**WHAT TO PRODUCE**
Your task is to copy the data exactly while leaving out every picture.

(Items from an interface collection)
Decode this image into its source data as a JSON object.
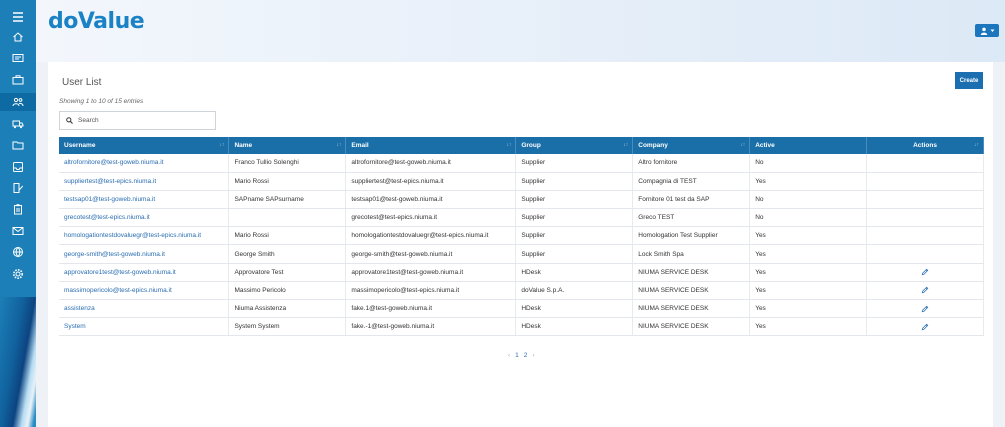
{
  "app": {
    "logo": "doValue"
  },
  "sidebar": {
    "items": [
      {
        "icon": "menu-icon"
      },
      {
        "icon": "home-icon"
      },
      {
        "icon": "id-card-icon"
      },
      {
        "icon": "briefcase-icon"
      },
      {
        "icon": "users-icon",
        "active": true
      },
      {
        "icon": "truck-icon"
      },
      {
        "icon": "folder-icon"
      },
      {
        "icon": "inbox-icon"
      },
      {
        "icon": "edit-document-icon"
      },
      {
        "icon": "clipboard-icon"
      },
      {
        "icon": "mail-icon"
      },
      {
        "icon": "globe-icon"
      },
      {
        "icon": "gear-icon"
      }
    ]
  },
  "page": {
    "title": "User List",
    "entries_info": "Showing 1 to 10 of 15 entries",
    "create_label": "Create",
    "search_placeholder": "Search"
  },
  "table": {
    "headers": [
      "Username",
      "Name",
      "Email",
      "Group",
      "Company",
      "Active",
      "Actions"
    ],
    "rows": [
      {
        "username": "altrofornitore@test-goweb.niuma.it",
        "name": "Franco Tullio Solenghi",
        "email": "altrofornitore@test-goweb.niuma.it",
        "group": "Supplier",
        "company": "Altro fornitore",
        "active": "No",
        "editable": false
      },
      {
        "username": "suppliertest@test-epics.niuma.it",
        "name": "Mario Rossi",
        "email": "suppliertest@test-epics.niuma.it",
        "group": "Supplier",
        "company": "Compagnia di TEST",
        "active": "Yes",
        "editable": false
      },
      {
        "username": "testsap01@test-goweb.niuma.it",
        "name": "SAPname SAPsurname",
        "email": "testsap01@test-goweb.niuma.it",
        "group": "Supplier",
        "company": "Fornitore 01 test da SAP",
        "active": "No",
        "editable": false
      },
      {
        "username": "grecotest@test-epics.niuma.it",
        "name": "",
        "email": "grecotest@test-epics.niuma.it",
        "group": "Supplier",
        "company": "Greco TEST",
        "active": "No",
        "editable": false
      },
      {
        "username": "homologationtestdovaluegr@test-epics.niuma.it",
        "name": "Mario Rossi",
        "email": "homologationtestdovaluegr@test-epics.niuma.it",
        "group": "Supplier",
        "company": "Homologation Test Supplier",
        "active": "Yes",
        "editable": false
      },
      {
        "username": "george-smith@test-goweb.niuma.it",
        "name": "George Smith",
        "email": "george-smith@test-goweb.niuma.it",
        "group": "Supplier",
        "company": "Lock Smith Spa",
        "active": "Yes",
        "editable": false
      },
      {
        "username": "approvatore1test@test-goweb.niuma.it",
        "name": "Approvatore Test",
        "email": "approvatore1test@test-goweb.niuma.it",
        "group": "HDesk",
        "company": "NIUMA SERVICE DESK",
        "active": "Yes",
        "editable": true
      },
      {
        "username": "massimopericolo@test-epics.niuma.it",
        "name": "Massimo Pericolo",
        "email": "massimopericolo@test-epics.niuma.it",
        "group": "doValue S.p.A.",
        "company": "NIUMA SERVICE DESK",
        "active": "Yes",
        "editable": true
      },
      {
        "username": "assistenza",
        "name": "Niuma Assistenza",
        "email": "fake.1@test-goweb.niuma.it",
        "group": "HDesk",
        "company": "NIUMA SERVICE DESK",
        "active": "Yes",
        "editable": true
      },
      {
        "username": "System",
        "name": "System System",
        "email": "fake.-1@test-goweb.niuma.it",
        "group": "HDesk",
        "company": "NIUMA SERVICE DESK",
        "active": "Yes",
        "editable": true
      }
    ]
  },
  "pagination": {
    "prev": "‹",
    "pages": [
      "1",
      "2"
    ],
    "next": "›"
  }
}
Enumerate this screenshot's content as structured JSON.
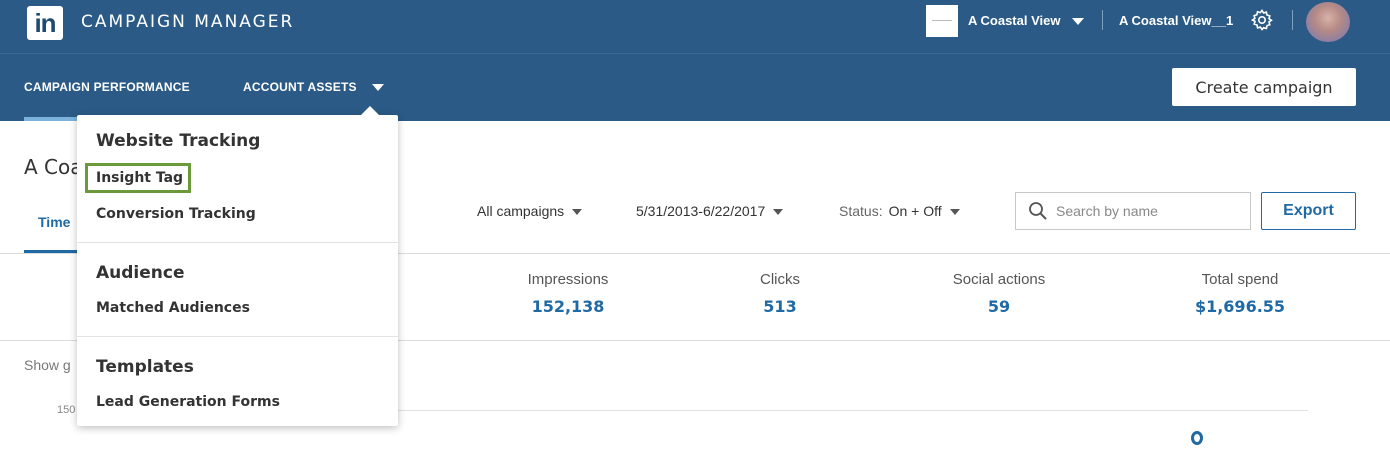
{
  "header": {
    "logo_text": "in",
    "app_title": "CAMPAIGN MANAGER",
    "account_name": "A Coastal View",
    "account_id": "A Coastal View__1"
  },
  "nav": {
    "campaign_performance": "CAMPAIGN PERFORMANCE",
    "account_assets": "ACCOUNT ASSETS",
    "create_campaign": "Create campaign"
  },
  "dropdown": {
    "sections": [
      {
        "heading": "Website Tracking",
        "items": [
          "Insight Tag",
          "Conversion Tracking"
        ]
      },
      {
        "heading": "Audience",
        "items": [
          "Matched Audiences"
        ]
      },
      {
        "heading": "Templates",
        "items": [
          "Lead Generation Forms"
        ]
      }
    ]
  },
  "page": {
    "title": "A Coa",
    "tab_time": "Time",
    "show_graph": "Show g",
    "y_tick": "150"
  },
  "filters": {
    "campaigns": "All campaigns",
    "date_range": "5/31/2013-6/22/2017",
    "status_label": "Status:",
    "status_value": "On + Off",
    "search_placeholder": "Search by name",
    "export": "Export"
  },
  "metrics": [
    {
      "label": "Impressions",
      "value": "152,138"
    },
    {
      "label": "Clicks",
      "value": "513"
    },
    {
      "label": "Social actions",
      "value": "59"
    },
    {
      "label": "Total spend",
      "value": "$1,696.55"
    }
  ],
  "colors": {
    "header_bg": "#2a5a85",
    "link_blue": "#1f6aa5",
    "highlight_green": "#6a9a3c"
  }
}
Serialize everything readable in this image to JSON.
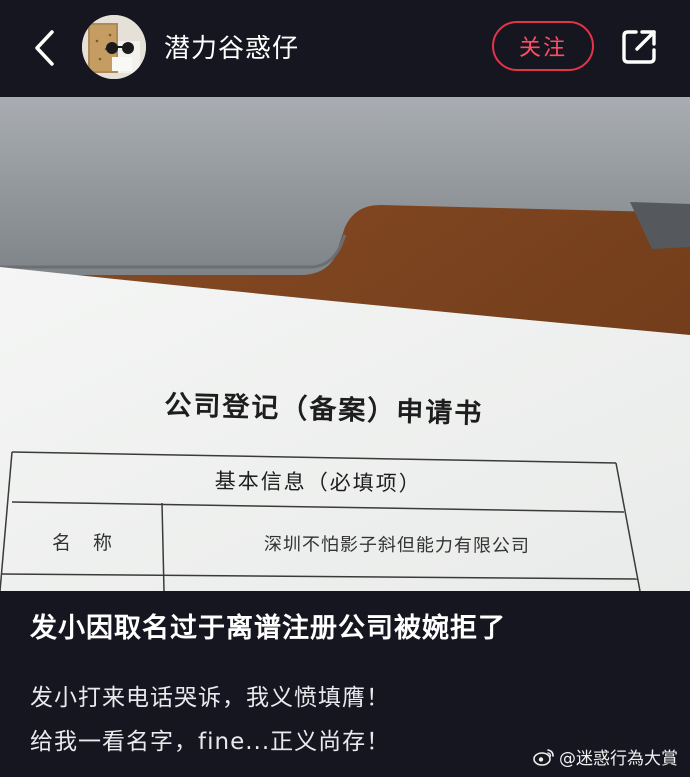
{
  "header": {
    "username": "潜力谷惑仔",
    "follow_label": "关注"
  },
  "photo": {
    "doc_title": "公司登记（备案）申请书",
    "section_title": "基本信息（必填项）",
    "field_label": "名称",
    "field_value": "深圳不怕影子斜但能力有限公司"
  },
  "caption": {
    "title": "发小因取名过于离谱注册公司被婉拒了",
    "line1": "发小打来电话哭诉，我义愤填膺！",
    "line2": "给我一看名字，fine...正义尚存！"
  },
  "watermark": {
    "text": "@迷惑行為大賞"
  },
  "colors": {
    "background": "#161620",
    "accent": "#e3344a"
  }
}
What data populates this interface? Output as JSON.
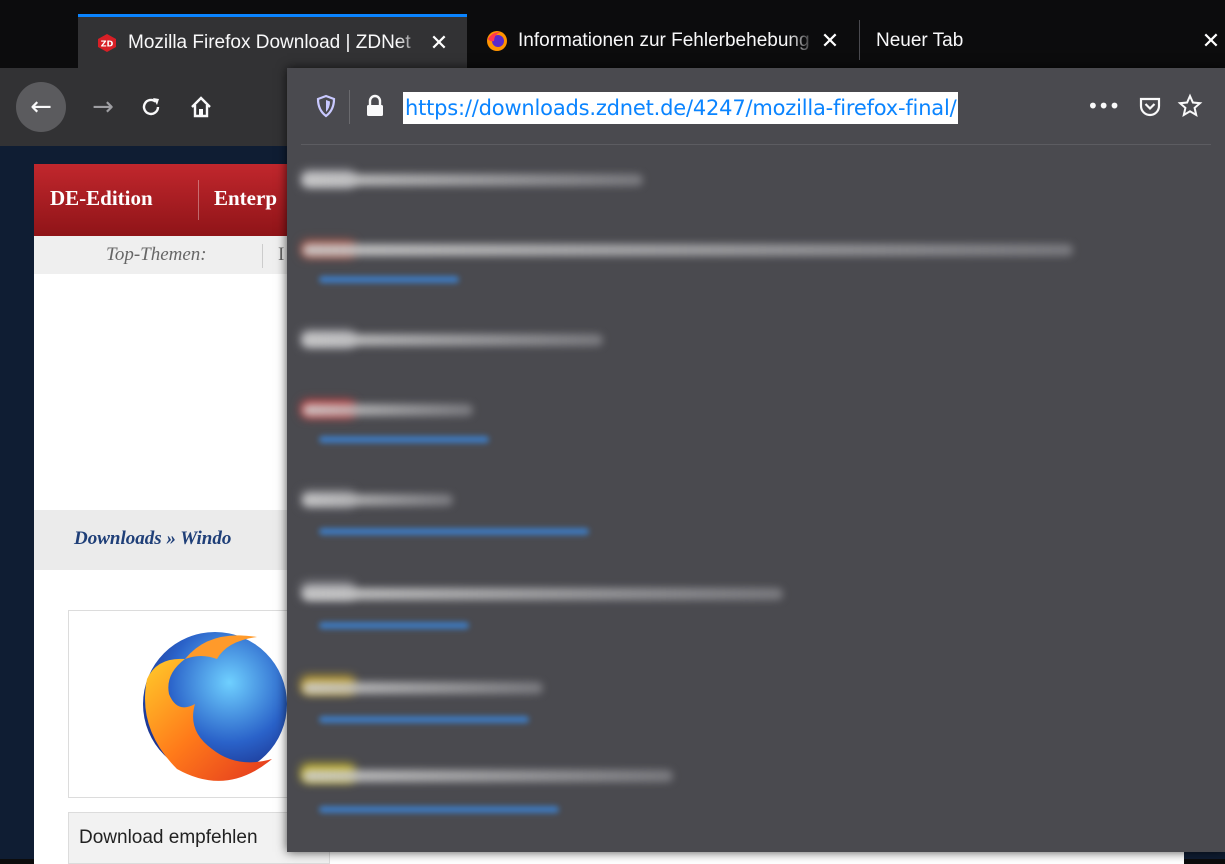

**RESULT**
Decode this image into its source data as a JSON object.
{
  "app": {
    "logo": "doValue"
  },
  "sidebar": {
    "items": [
      {
        "icon": "menu-icon"
      },
      {
        "icon": "home-icon"
      },
      {
        "icon": "id-card-icon"
      },
      {
        "icon": "briefcase-icon"
      },
      {
        "icon": "users-icon",
        "active": true
      },
      {
        "icon": "truck-icon"
      },
      {
        "icon": "folder-icon"
      },
      {
        "icon": "inbox-icon"
      },
      {
        "icon": "edit-document-icon"
      },
      {
        "icon": "clipboard-icon"
      },
      {
        "icon": "mail-icon"
      },
      {
        "icon": "globe-icon"
      },
      {
        "icon": "gear-icon"
      }
    ]
  },
  "page": {
    "title": "User List",
    "entries_info": "Showing 1 to 10 of 15 entries",
    "create_label": "Create",
    "search_placeholder": "Search"
  },
  "table": {
    "headers": [
      "Username",
      "Name",
      "Email",
      "Group",
      "Company",
      "Active",
      "Actions"
    ],
    "rows": [
      {
        "username": "altrofornitore@test-goweb.niuma.it",
        "name": "Franco Tullio Solenghi",
        "email": "altrofornitore@test-goweb.niuma.it",
        "group": "Supplier",
        "company": "Altro fornitore",
        "active": "No",
        "editable": false
      },
      {
        "username": "suppliertest@test-epics.niuma.it",
        "name": "Mario Rossi",
        "email": "suppliertest@test-epics.niuma.it",
        "group": "Supplier",
        "company": "Compagnia di TEST",
        "active": "Yes",
        "editable": false
      },
      {
        "username": "testsap01@test-goweb.niuma.it",
        "name": "SAPname SAPsurname",
        "email": "testsap01@test-goweb.niuma.it",
        "group": "Supplier",
        "company": "Fornitore 01 test da SAP",
        "active": "No",
        "editable": false
      },
      {
        "username": "grecotest@test-epics.niuma.it",
        "name": "",
        "email": "grecotest@test-epics.niuma.it",
        "group": "Supplier",
        "company": "Greco TEST",
        "active": "No",
        "editable": false
      },
      {
        "username": "homologationtestdovaluegr@test-epics.niuma.it",
        "name": "Mario Rossi",
        "email": "homologationtestdovaluegr@test-epics.niuma.it",
        "group": "Supplier",
        "company": "Homologation Test Supplier",
        "active": "Yes",
        "editable": false
      },
      {
        "username": "george-smith@test-goweb.niuma.it",
        "name": "George Smith",
        "email": "george-smith@test-goweb.niuma.it",
        "group": "Supplier",
        "company": "Lock Smith Spa",
        "active": "Yes",
        "editable": false
      },
      {
        "username": "approvatore1test@test-goweb.niuma.it",
        "name": "Approvatore Test",
        "email": "approvatore1test@test-goweb.niuma.it",
        "group": "HDesk",
        "company": "NIUMA SERVICE DESK",
        "active": "Yes",
        "editable": true
      },
      {
        "username": "massimopericolo@test-epics.niuma.it",
        "name": "Massimo Pericolo",
        "email": "massimopericolo@test-epics.niuma.it",
        "group": "doValue S.p.A.",
        "company": "NIUMA SERVICE DESK",
        "active": "Yes",
        "editable": true
      },
      {
        "username": "assistenza",
        "name": "Niuma Assistenza",
        "email": "fake.1@test-goweb.niuma.it",
        "group": "HDesk",
        "company": "NIUMA SERVICE DESK",
        "active": "Yes",
        "editable": true
      },
      {
        "username": "System",
        "name": "System System",
        "email": "fake.-1@test-goweb.niuma.it",
        "group": "HDesk",
        "company": "NIUMA SERVICE DESK",
        "active": "Yes",
        "editable": true
      }
    ]
  },
  "pagination": {
    "prev": "‹",
    "pages": [
      "1",
      "2"
    ],
    "next": "›"
  }
}
Enumerate this screenshot's content as structured JSON.
{
  "header": {
    "logo_text": "in",
    "app_title": "CAMPAIGN MANAGER",
    "account_name": "A Coastal View",
    "account_id": "A Coastal View__1"
  },
  "nav": {
    "campaign_performance": "CAMPAIGN PERFORMANCE",
    "account_assets": "ACCOUNT ASSETS",
    "create_campaign": "Create campaign"
  },
  "dropdown": {
    "sections": [
      {
        "heading": "Website Tracking",
        "items": [
          "Insight Tag",
          "Conversion Tracking"
        ]
      },
      {
        "heading": "Audience",
        "items": [
          "Matched Audiences"
        ]
      },
      {
        "heading": "Templates",
        "items": [
          "Lead Generation Forms"
        ]
      }
    ]
  },
  "page": {
    "title": "A Coa",
    "tab_time": "Time",
    "show_graph": "Show g",
    "y_tick": "150"
  },
  "filters": {
    "campaigns": "All campaigns",
    "date_range": "5/31/2013-6/22/2017",
    "status_label": "Status:",
    "status_value": "On + Off",
    "search_placeholder": "Search by name",
    "export": "Export"
  },
  "metrics": [
    {
      "label": "Impressions",
      "value": "152,138"
    },
    {
      "label": "Clicks",
      "value": "513"
    },
    {
      "label": "Social actions",
      "value": "59"
    },
    {
      "label": "Total spend",
      "value": "$1,696.55"
    }
  ],
  "colors": {
    "header_bg": "#2a5a85",
    "link_blue": "#1f6aa5",
    "highlight_green": "#6a9a3c"
  }
}
Serialize everything readable in this image to JSON.
{
  "header": {
    "username": "潜力谷惑仔",
    "follow_label": "关注"
  },
  "photo": {
    "doc_title": "公司登记（备案）申请书",
    "section_title": "基本信息（必填项）",
    "field_label": "名称",
    "field_value": "深圳不怕影子斜但能力有限公司"
  },
  "caption": {
    "title": "发小因取名过于离谱注册公司被婉拒了",
    "line1": "发小打来电话哭诉，我义愤填膺！",
    "line2": "给我一看名字，fine...正义尚存！"
  },
  "watermark": {
    "text": "@迷惑行為大賞"
  },
  "colors": {
    "background": "#161620",
    "accent": "#e3344a"
  }
}
What data populates this interface? Output as JSON.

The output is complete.